The problem: Set down the full listing below word for word; pictures stay out of the copy.

Input records:
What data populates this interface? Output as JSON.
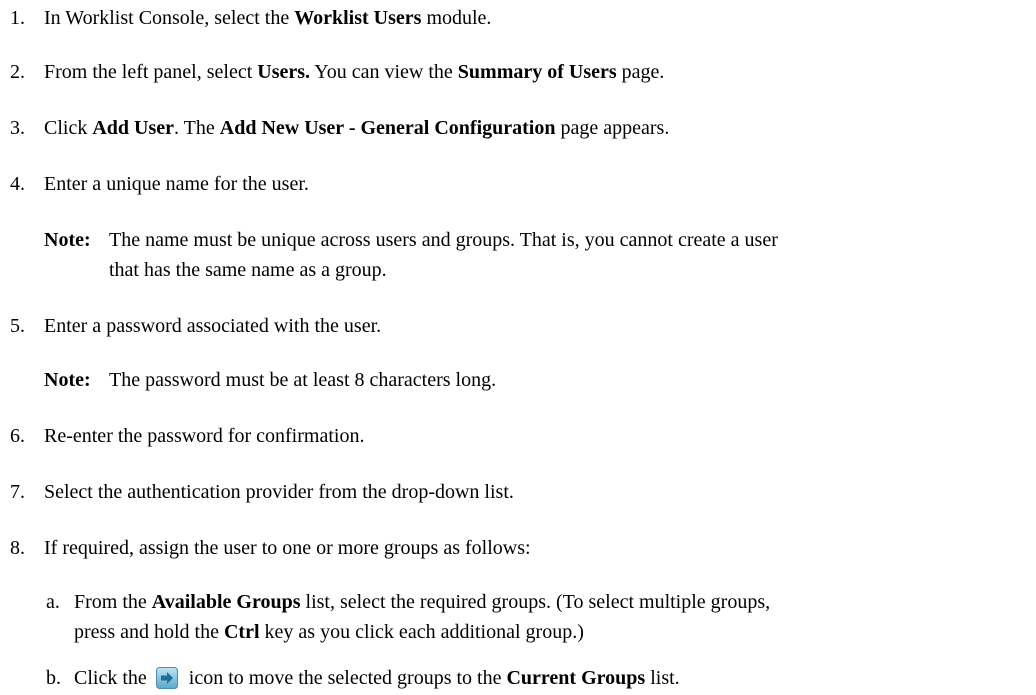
{
  "steps": [
    {
      "num": "1.",
      "parts": [
        "In Worklist Console, select the ",
        "Worklist Users",
        " module."
      ]
    },
    {
      "num": "2.",
      "parts": [
        "From the left panel, select ",
        "Users.",
        " You can view the ",
        "Summary of Users",
        " page."
      ]
    },
    {
      "num": "3.",
      "parts": [
        "Click ",
        "Add User",
        ". The ",
        "Add New User - General Configuration",
        " page appears."
      ]
    },
    {
      "num": "4.",
      "parts": [
        "Enter a unique name for the user."
      ]
    },
    {
      "num": "5.",
      "parts": [
        "Enter a password associated with the user."
      ]
    },
    {
      "num": "6.",
      "parts": [
        "Re-enter the password for confirmation."
      ]
    },
    {
      "num": "7.",
      "parts": [
        "Select the authentication provider from the drop-down list."
      ]
    },
    {
      "num": "8.",
      "parts": [
        "If required, assign the user to one or more groups as follows:"
      ]
    }
  ],
  "notes": {
    "label": "Note:",
    "name_note_line1": "The name must be unique across users and groups. That is, you cannot create a user",
    "name_note_line2": "that has the same name as a group.",
    "password_note": "The password must be at least 8 characters long."
  },
  "substeps": {
    "a": {
      "num": "a.",
      "line1_parts": [
        "From the ",
        "Available Groups",
        " list, select the required groups. (To select multiple groups,"
      ],
      "line2_parts": [
        "press and hold the ",
        "Ctrl",
        " key as you click each additional group.)"
      ]
    },
    "b": {
      "num": "b.",
      "parts_before_icon": [
        "Click the "
      ],
      "icon": "move-right-arrow-icon",
      "parts_after_icon": [
        " icon to move the selected groups to the ",
        "Current Groups",
        " list."
      ]
    }
  },
  "colors": {
    "icon_bg": "#6fb7d6",
    "icon_arrow": "#1f6e9a"
  }
}
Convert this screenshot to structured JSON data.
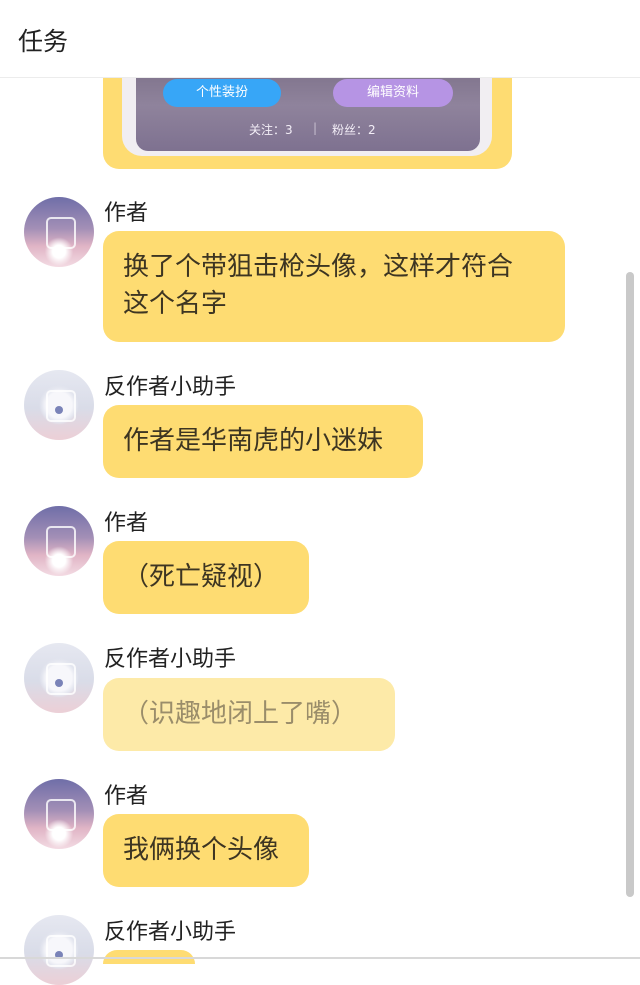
{
  "header": {
    "title": "任务"
  },
  "profile_card": {
    "button_style": "个性装扮",
    "button_edit": "编辑资料",
    "following": "关注：3",
    "separator": "|",
    "fans": "粉丝：2"
  },
  "messages": [
    {
      "sender": "作者",
      "text": "换了个带狙击枪头像，这样才符合\n这个名字"
    },
    {
      "sender": "反作者小助手",
      "text": "作者是华南虎的小迷妹"
    },
    {
      "sender": "作者",
      "text": "（死亡疑视）"
    },
    {
      "sender": "反作者小助手",
      "text": "（识趣地闭上了嘴）"
    },
    {
      "sender": "作者",
      "text": "我俩换个头像"
    },
    {
      "sender": "反作者小助手",
      "text": ""
    }
  ],
  "colors": {
    "bubble": "#fedc72",
    "bubble_faded": "#fdeaa8",
    "blue_button": "#37a6f7",
    "purple_button": "#b694e4"
  }
}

Solution to the problem:
What data populates this interface? Output as JSON.
{
  "steps": [
    {
      "num": "1.",
      "parts": [
        "In Worklist Console, select the ",
        "Worklist Users",
        " module."
      ]
    },
    {
      "num": "2.",
      "parts": [
        "From the left panel, select ",
        "Users.",
        " You can view the ",
        "Summary of Users",
        " page."
      ]
    },
    {
      "num": "3.",
      "parts": [
        "Click ",
        "Add User",
        ". The ",
        "Add New User - General Configuration",
        " page appears."
      ]
    },
    {
      "num": "4.",
      "parts": [
        "Enter a unique name for the user."
      ]
    },
    {
      "num": "5.",
      "parts": [
        "Enter a password associated with the user."
      ]
    },
    {
      "num": "6.",
      "parts": [
        "Re-enter the password for confirmation."
      ]
    },
    {
      "num": "7.",
      "parts": [
        "Select the authentication provider from the drop-down list."
      ]
    },
    {
      "num": "8.",
      "parts": [
        "If required, assign the user to one or more groups as follows:"
      ]
    }
  ],
  "notes": {
    "label": "Note:",
    "name_note_line1": "The name must be unique across users and groups. That is, you cannot create a user",
    "name_note_line2": "that has the same name as a group.",
    "password_note": "The password must be at least 8 characters long."
  },
  "substeps": {
    "a": {
      "num": "a.",
      "line1_parts": [
        "From the ",
        "Available Groups",
        " list, select the required groups. (To select multiple groups,"
      ],
      "line2_parts": [
        "press and hold the ",
        "Ctrl",
        " key as you click each additional group.)"
      ]
    },
    "b": {
      "num": "b.",
      "parts_before_icon": [
        "Click the "
      ],
      "icon": "move-right-arrow-icon",
      "parts_after_icon": [
        " icon to move the selected groups to the ",
        "Current Groups",
        " list."
      ]
    }
  },
  "colors": {
    "icon_bg": "#6fb7d6",
    "icon_arrow": "#1f6e9a"
  }
}
Convert this screenshot to structured JSON data.
{
  "header": {
    "title": "任务"
  },
  "profile_card": {
    "button_style": "个性装扮",
    "button_edit": "编辑资料",
    "following": "关注：3",
    "separator": "|",
    "fans": "粉丝：2"
  },
  "messages": [
    {
      "sender": "作者",
      "text": "换了个带狙击枪头像，这样才符合\n这个名字"
    },
    {
      "sender": "反作者小助手",
      "text": "作者是华南虎的小迷妹"
    },
    {
      "sender": "作者",
      "text": "（死亡疑视）"
    },
    {
      "sender": "反作者小助手",
      "text": "（识趣地闭上了嘴）"
    },
    {
      "sender": "作者",
      "text": "我俩换个头像"
    },
    {
      "sender": "反作者小助手",
      "text": ""
    }
  ],
  "colors": {
    "bubble": "#fedc72",
    "bubble_faded": "#fdeaa8",
    "blue_button": "#37a6f7",
    "purple_button": "#b694e4"
  }
}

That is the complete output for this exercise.